The Lions Club of Subang Jaya (“LCSJ”) working in conjunction with Pertiwi Soup Kitchen helped a Rohingya refugee family, living in Kuala Lumpur, with walking disabilities become mobile again.
In this family of five, the father and both young sons suffer from Achondroplasia, a hereditary bone disorder that has left all three of them unable to walk.
Achondroplasia is a disorder of bone growth that prevents the changing of cartilage (particularly in the long bones of the arms and legs) to bone. It is characterized by dwarfism, limited range of motion at the elbows, large head size (macrocephaly), small fingers, and normal intelligence.
Abdul Rahman, the father and breadwinner, is a street peddler and relies on a donated electric wheelchair to ply his trade. His two sons, aged 3 and 11, have never owned wheelchairs but are pushed around in an old baby stroller.
The family’s income has taken a beating during this pandemic, coupled with Abdul Rahman’s wheelchair which had broken down, leaving the family at their wits end as they are unable to pay rent or purchase necessities.
“Pertiwi Soup Kitchen has been helping the family throughout these trying times with necessities and rental aid,” said Zakiah Sarbudeen, a volunteer with the soup kitchen.
Lion Charlene Chew, a representative from LCSJ, said the club stepped in to pay for the repairs of Abdul Rahman’s electric wheelchair, and donated wheelchairs to both his sons with its Medical Aid Fund.
“With the wheelchair repaired, Abdul Rahman can get back to work and provide for his family,” Chew said.
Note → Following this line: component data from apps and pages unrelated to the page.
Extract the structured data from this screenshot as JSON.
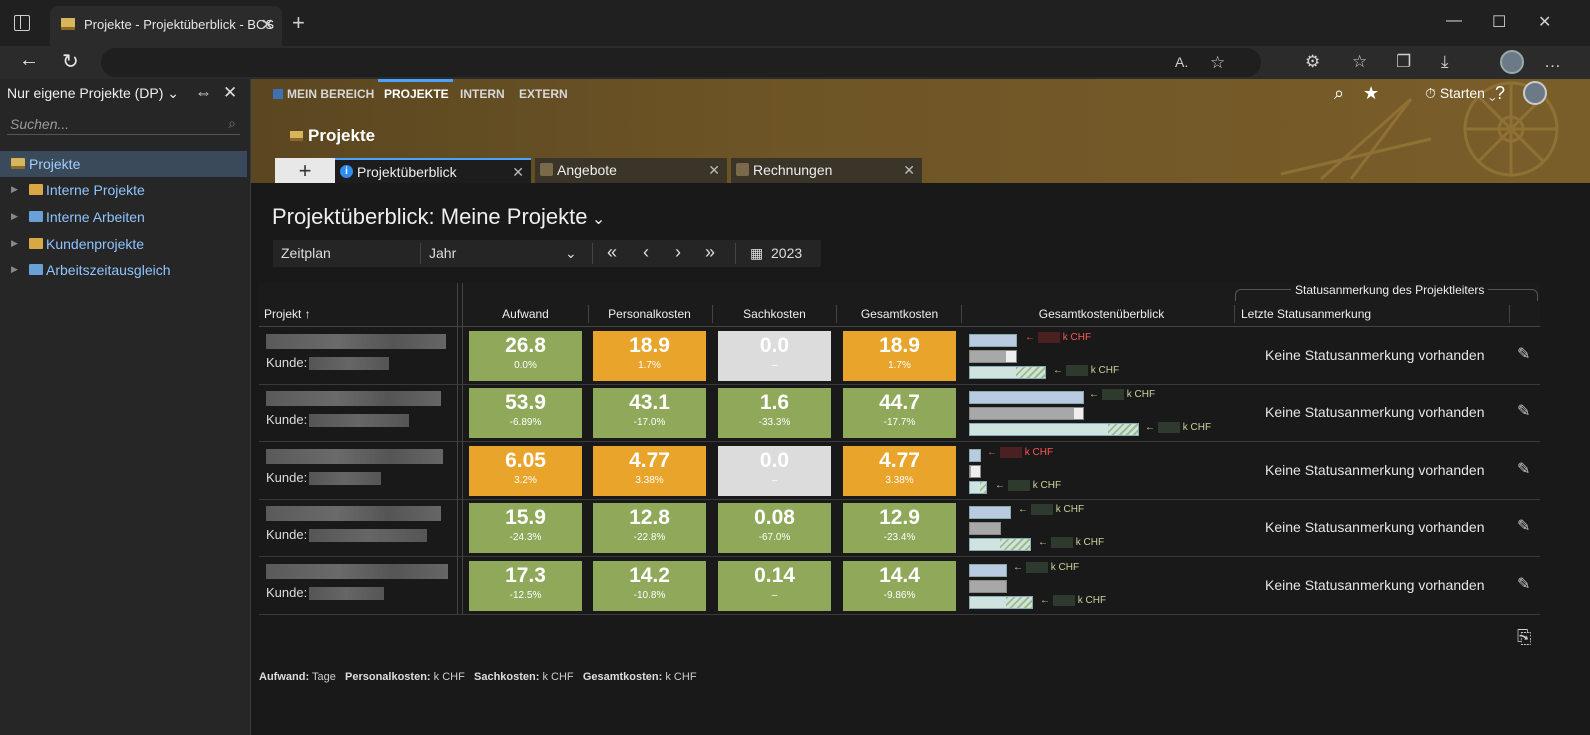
{
  "browser": {
    "tab_title": "Projekte - Projektüberblick - BCS",
    "minimize": "—",
    "maximize": "☐",
    "close": "✕"
  },
  "sidebar": {
    "header": "Nur eigene Projekte (DP)",
    "search_placeholder": "Suchen...",
    "items": [
      {
        "label": "Projekte",
        "selected": true
      },
      {
        "label": "Interne Projekte"
      },
      {
        "label": "Interne Arbeiten"
      },
      {
        "label": "Kundenprojekte"
      },
      {
        "label": "Arbeitszeitausgleich"
      }
    ]
  },
  "topnav": {
    "items": [
      "MEIN BEREICH",
      "PROJEKTE",
      "INTERN",
      "EXTERN"
    ],
    "active": "PROJEKTE",
    "starten": "Starten"
  },
  "page": {
    "section_title": "Projekte",
    "tabs": [
      "Projektüberblick",
      "Angebote",
      "Rechnungen"
    ],
    "add_tab": "+",
    "heading": "Projektüberblick: Meine Projekte",
    "controls": {
      "mode": "Zeitplan",
      "period": "Jahr",
      "first": "«",
      "prev": "‹",
      "next": "›",
      "last": "»",
      "year": "2023"
    }
  },
  "table": {
    "headers": {
      "project": "Projekt ↑",
      "aufwand": "Aufwand",
      "personal": "Personalkosten",
      "sach": "Sachkosten",
      "gesamt": "Gesamtkosten",
      "overview": "Gesamtkostenüberblick",
      "group": "Statusanmerkung des Projektleiters",
      "status": "Letzte Statusanmerkung"
    },
    "kunde_label": "Kunde:",
    "unit": "k CHF",
    "status_text": "Keine Statusanmerkung vorhanden",
    "rows": [
      {
        "aufwand": "26.8",
        "aufwand_p": "0.0%",
        "aufwand_c": "green",
        "personal": "18.9",
        "personal_p": "1.7%",
        "personal_c": "orange",
        "sach": "0.0",
        "sach_p": "–",
        "sach_c": "gray",
        "gesamt": "18.9",
        "gesamt_p": "1.7%",
        "gesamt_c": "orange"
      },
      {
        "aufwand": "53.9",
        "aufwand_p": "-6.89%",
        "aufwand_c": "green",
        "personal": "43.1",
        "personal_p": "-17.0%",
        "personal_c": "green",
        "sach": "1.6",
        "sach_p": "-33.3%",
        "sach_c": "green",
        "gesamt": "44.7",
        "gesamt_p": "-17.7%",
        "gesamt_c": "green"
      },
      {
        "aufwand": "6.05",
        "aufwand_p": "3.2%",
        "aufwand_c": "orange",
        "personal": "4.77",
        "personal_p": "3.38%",
        "personal_c": "orange",
        "sach": "0.0",
        "sach_p": "–",
        "sach_c": "gray",
        "gesamt": "4.77",
        "gesamt_p": "3.38%",
        "gesamt_c": "orange"
      },
      {
        "aufwand": "15.9",
        "aufwand_p": "-24.3%",
        "aufwand_c": "green",
        "personal": "12.8",
        "personal_p": "-22.8%",
        "personal_c": "green",
        "sach": "0.08",
        "sach_p": "-67.0%",
        "sach_c": "green",
        "gesamt": "12.9",
        "gesamt_p": "-23.4%",
        "gesamt_c": "green"
      },
      {
        "aufwand": "17.3",
        "aufwand_p": "-12.5%",
        "aufwand_c": "green",
        "personal": "14.2",
        "personal_p": "-10.8%",
        "personal_c": "green",
        "sach": "0.14",
        "sach_p": "–",
        "sach_c": "green",
        "gesamt": "14.4",
        "gesamt_p": "-9.86%",
        "gesamt_c": "green"
      }
    ]
  },
  "legend": {
    "aufwand_k": "Aufwand:",
    "aufwand_v": "Tage",
    "personal_k": "Personalkosten:",
    "personal_v": "k CHF",
    "sach_k": "Sachkosten:",
    "sach_v": "k CHF",
    "gesamt_k": "Gesamtkosten:",
    "gesamt_v": "k CHF"
  },
  "colors": {
    "green": "#8fa85a",
    "orange": "#e9a42c",
    "gray": "#dcdcdc",
    "accent": "#4aa3ff"
  }
}
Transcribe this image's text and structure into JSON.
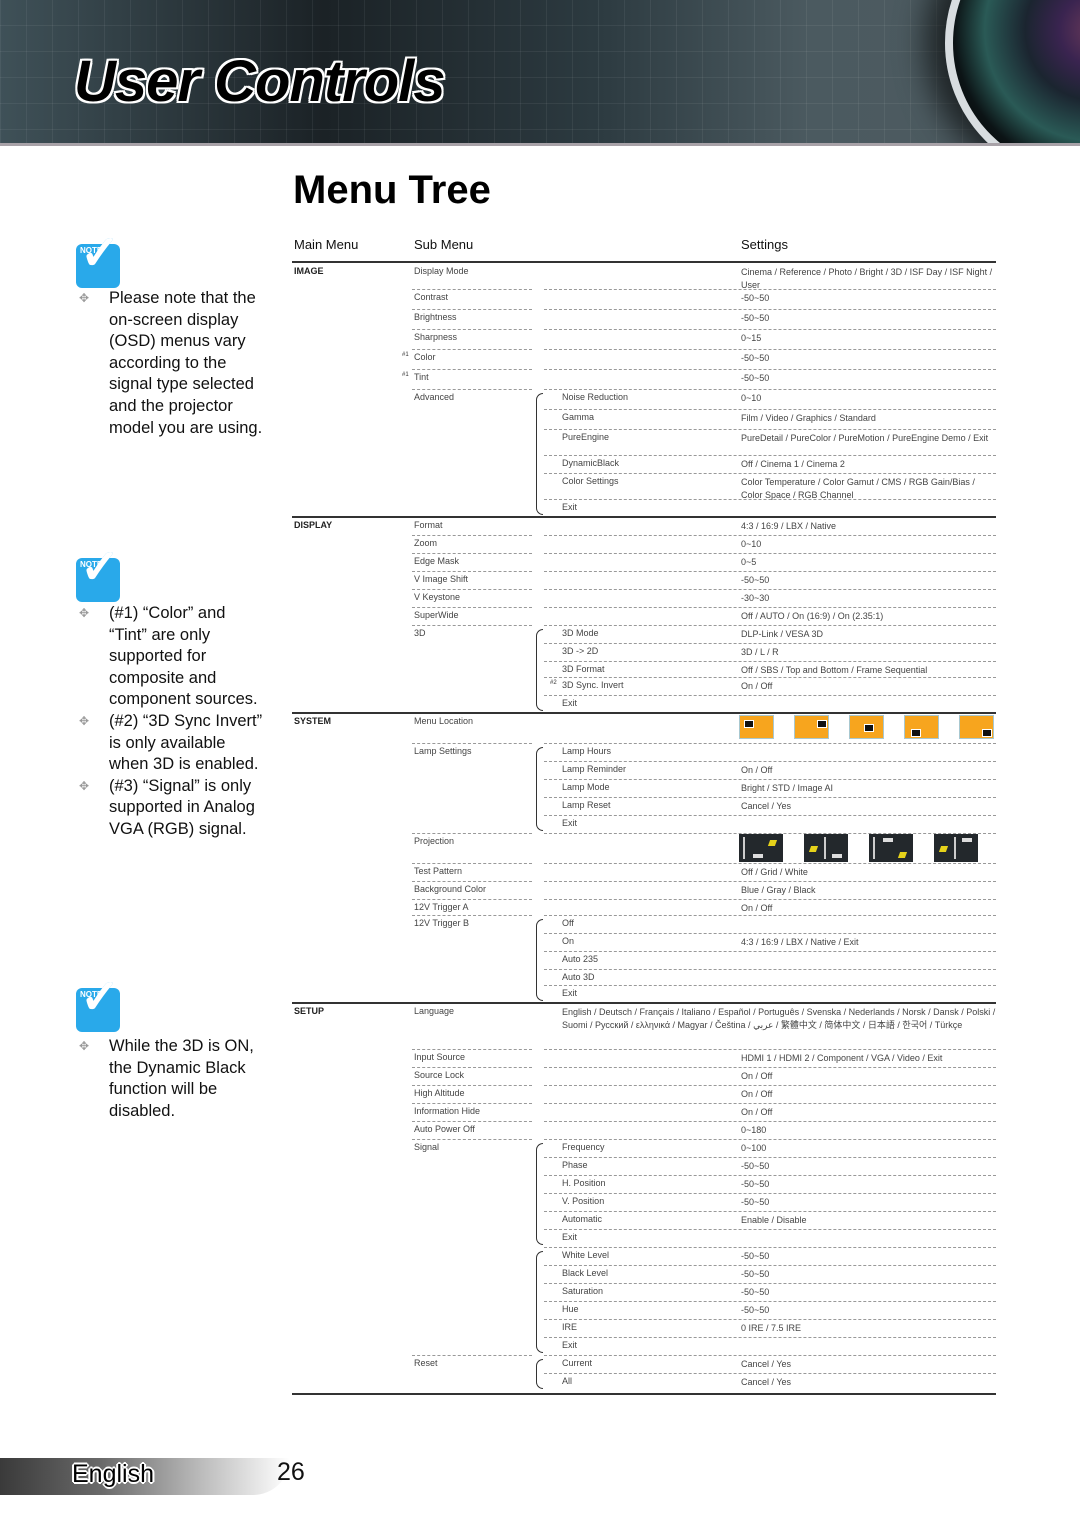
{
  "header": {
    "section_title": "User Controls"
  },
  "page_title": "Menu Tree",
  "columns": {
    "main": "Main Menu",
    "sub": "Sub Menu",
    "settings": "Settings"
  },
  "notes": [
    {
      "icon_label": "NOTE",
      "items": [
        "Please note that the on-screen display (OSD) menus vary according to the signal type selected and the projector model you are using."
      ]
    },
    {
      "icon_label": "NOTE",
      "items": [
        "(#1) “Color” and “Tint” are only supported for composite and component sources.",
        "(#2) “3D Sync Invert” is only available when 3D is enabled.",
        "(#3) “Signal” is only supported in Analog VGA (RGB) signal."
      ]
    },
    {
      "icon_label": "NOTE",
      "items": [
        "While the 3D is ON, the Dynamic Black function will be disabled."
      ]
    }
  ],
  "rows": [
    {
      "main": "IMAGE",
      "sub": "Display Mode",
      "sub2": "",
      "settings": "Cinema / Reference / Photo / Bright / 3D / ISF Day / ISF Night / User"
    },
    {
      "main": "",
      "sub": "Contrast",
      "sub2": "",
      "settings": "-50~50"
    },
    {
      "main": "",
      "sub": "Brightness",
      "sub2": "",
      "settings": "-50~50"
    },
    {
      "main": "",
      "sub": "Sharpness",
      "sub2": "",
      "settings": "0~15"
    },
    {
      "main": "",
      "mark": "#1",
      "sub": "Color",
      "sub2": "",
      "settings": "-50~50"
    },
    {
      "main": "",
      "mark": "#1",
      "sub": "Tint",
      "sub2": "",
      "settings": "-50~50"
    },
    {
      "main": "",
      "sub": "Advanced",
      "sub2": "Noise Reduction",
      "settings": "0~10"
    },
    {
      "main": "",
      "sub": "",
      "sub2": "Gamma",
      "settings": "Film / Video / Graphics / Standard"
    },
    {
      "main": "",
      "sub": "",
      "sub2": "PureEngine",
      "settings": "PureDetail / PureColor / PureMotion / PureEngine Demo / Exit"
    },
    {
      "main": "",
      "sub": "",
      "sub2": "DynamicBlack",
      "settings": "Off / Cinema 1 / Cinema 2"
    },
    {
      "main": "",
      "sub": "",
      "sub2": "Color Settings",
      "settings": "Color Temperature / Color Gamut / CMS / RGB Gain/Bias / Color Space / RGB Channel"
    },
    {
      "main": "",
      "sub": "",
      "sub2": "Exit",
      "settings": ""
    },
    {
      "main": "DISPLAY",
      "sub": "Format",
      "sub2": "",
      "settings": "4:3 / 16:9 / LBX / Native"
    },
    {
      "main": "",
      "sub": "Zoom",
      "sub2": "",
      "settings": "0~10"
    },
    {
      "main": "",
      "sub": "Edge Mask",
      "sub2": "",
      "settings": "0~5"
    },
    {
      "main": "",
      "sub": "V Image Shift",
      "sub2": "",
      "settings": "-50~50"
    },
    {
      "main": "",
      "sub": "V Keystone",
      "sub2": "",
      "settings": "-30~30"
    },
    {
      "main": "",
      "sub": "SuperWide",
      "sub2": "",
      "settings": "Off / AUTO / On (16:9) / On (2.35:1)"
    },
    {
      "main": "",
      "sub": "3D",
      "sub2": "3D Mode",
      "settings": "DLP-Link / VESA 3D"
    },
    {
      "main": "",
      "sub": "",
      "sub2": "3D -> 2D",
      "settings": "3D / L / R"
    },
    {
      "main": "",
      "sub": "",
      "sub2": "3D Format",
      "settings": "Off / SBS / Top and Bottom / Frame Sequential"
    },
    {
      "main": "",
      "sub": "",
      "mark2": "#2",
      "sub2": "3D Sync. Invert",
      "settings": "On / Off"
    },
    {
      "main": "",
      "sub": "",
      "sub2": "Exit",
      "settings": ""
    },
    {
      "main": "SYSTEM",
      "sub": "Menu Location",
      "sub2": "",
      "settings": "",
      "icons": "menu-location"
    },
    {
      "main": "",
      "sub": "Lamp Settings",
      "sub2": "Lamp Hours",
      "settings": ""
    },
    {
      "main": "",
      "sub": "",
      "sub2": "Lamp Reminder",
      "settings": "On / Off"
    },
    {
      "main": "",
      "sub": "",
      "sub2": "Lamp Mode",
      "settings": "Bright / STD / Image AI"
    },
    {
      "main": "",
      "sub": "",
      "sub2": "Lamp Reset",
      "settings": "Cancel / Yes"
    },
    {
      "main": "",
      "sub": "",
      "sub2": "Exit",
      "settings": ""
    },
    {
      "main": "",
      "sub": "Projection",
      "sub2": "",
      "settings": "",
      "icons": "projection"
    },
    {
      "main": "",
      "sub": "Test Pattern",
      "sub2": "",
      "settings": "Off / Grid / White"
    },
    {
      "main": "",
      "sub": "Background Color",
      "sub2": "",
      "settings": "Blue / Gray / Black"
    },
    {
      "main": "",
      "sub": "12V Trigger A",
      "sub2": "",
      "settings": "On / Off"
    },
    {
      "main": "",
      "sub": "12V Trigger B",
      "sub2": "Off",
      "settings": ""
    },
    {
      "main": "",
      "sub": "",
      "sub2": "On",
      "settings": "4:3 / 16:9 / LBX / Native / Exit"
    },
    {
      "main": "",
      "sub": "",
      "sub2": "Auto 235",
      "settings": ""
    },
    {
      "main": "",
      "sub": "",
      "sub2": "Auto 3D",
      "settings": ""
    },
    {
      "main": "",
      "sub": "",
      "sub2": "Exit",
      "settings": ""
    },
    {
      "main": "SETUP",
      "sub": "Language",
      "sub2": "",
      "settings": "English / Deutsch / Français / Italiano / Español / Português / Svenska / Nederlands / Norsk / Dansk / Polski / Suomi / Русский / ελληνικά / Magyar / Čeština / عربي / 繁體中文 / 简体中文 / 日本語 / 한국어 / Türkçe"
    },
    {
      "main": "",
      "sub": "Input Source",
      "sub2": "",
      "settings": "HDMI 1 / HDMI 2 / Component / VGA / Video / Exit"
    },
    {
      "main": "",
      "sub": "Source Lock",
      "sub2": "",
      "settings": "On / Off"
    },
    {
      "main": "",
      "sub": "High Altitude",
      "sub2": "",
      "settings": "On / Off"
    },
    {
      "main": "",
      "sub": "Information Hide",
      "sub2": "",
      "settings": "On / Off"
    },
    {
      "main": "",
      "sub": "Auto Power Off",
      "sub2": "",
      "settings": "0~180"
    },
    {
      "main": "",
      "sub": "Signal",
      "sub2": "Frequency",
      "settings": "0~100"
    },
    {
      "main": "",
      "sub": "",
      "sub2": "Phase",
      "settings": "-50~50"
    },
    {
      "main": "",
      "sub": "",
      "sub2": "H. Position",
      "settings": "-50~50"
    },
    {
      "main": "",
      "sub": "",
      "sub2": "V. Position",
      "settings": "-50~50"
    },
    {
      "main": "",
      "sub": "",
      "sub2": "Automatic",
      "settings": "Enable / Disable"
    },
    {
      "main": "",
      "sub": "",
      "sub2": "Exit",
      "settings": ""
    },
    {
      "main": "",
      "sub": "",
      "sub2": "White Level",
      "settings": "-50~50"
    },
    {
      "main": "",
      "sub": "",
      "sub2": "Black Level",
      "settings": "-50~50"
    },
    {
      "main": "",
      "sub": "",
      "sub2": "Saturation",
      "settings": "-50~50"
    },
    {
      "main": "",
      "sub": "",
      "sub2": "Hue",
      "settings": "-50~50"
    },
    {
      "main": "",
      "sub": "",
      "sub2": "IRE",
      "settings": "0 IRE / 7.5 IRE"
    },
    {
      "main": "",
      "sub": "",
      "sub2": "Exit",
      "settings": ""
    },
    {
      "main": "",
      "sub": "Reset",
      "sub2": "Current",
      "settings": "Cancel / Yes"
    },
    {
      "main": "",
      "sub": "",
      "sub2": "All",
      "settings": "Cancel / Yes"
    }
  ],
  "footer": {
    "language": "English",
    "page_number": "26"
  }
}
The two young sons, who each received a brand new wheelchair, were all smiles as they learned to roll themselves about. Chew added that “giving the boys their own wheelchairs will allow them mobility to take part in daily activities and result in better mental, social and physical development.”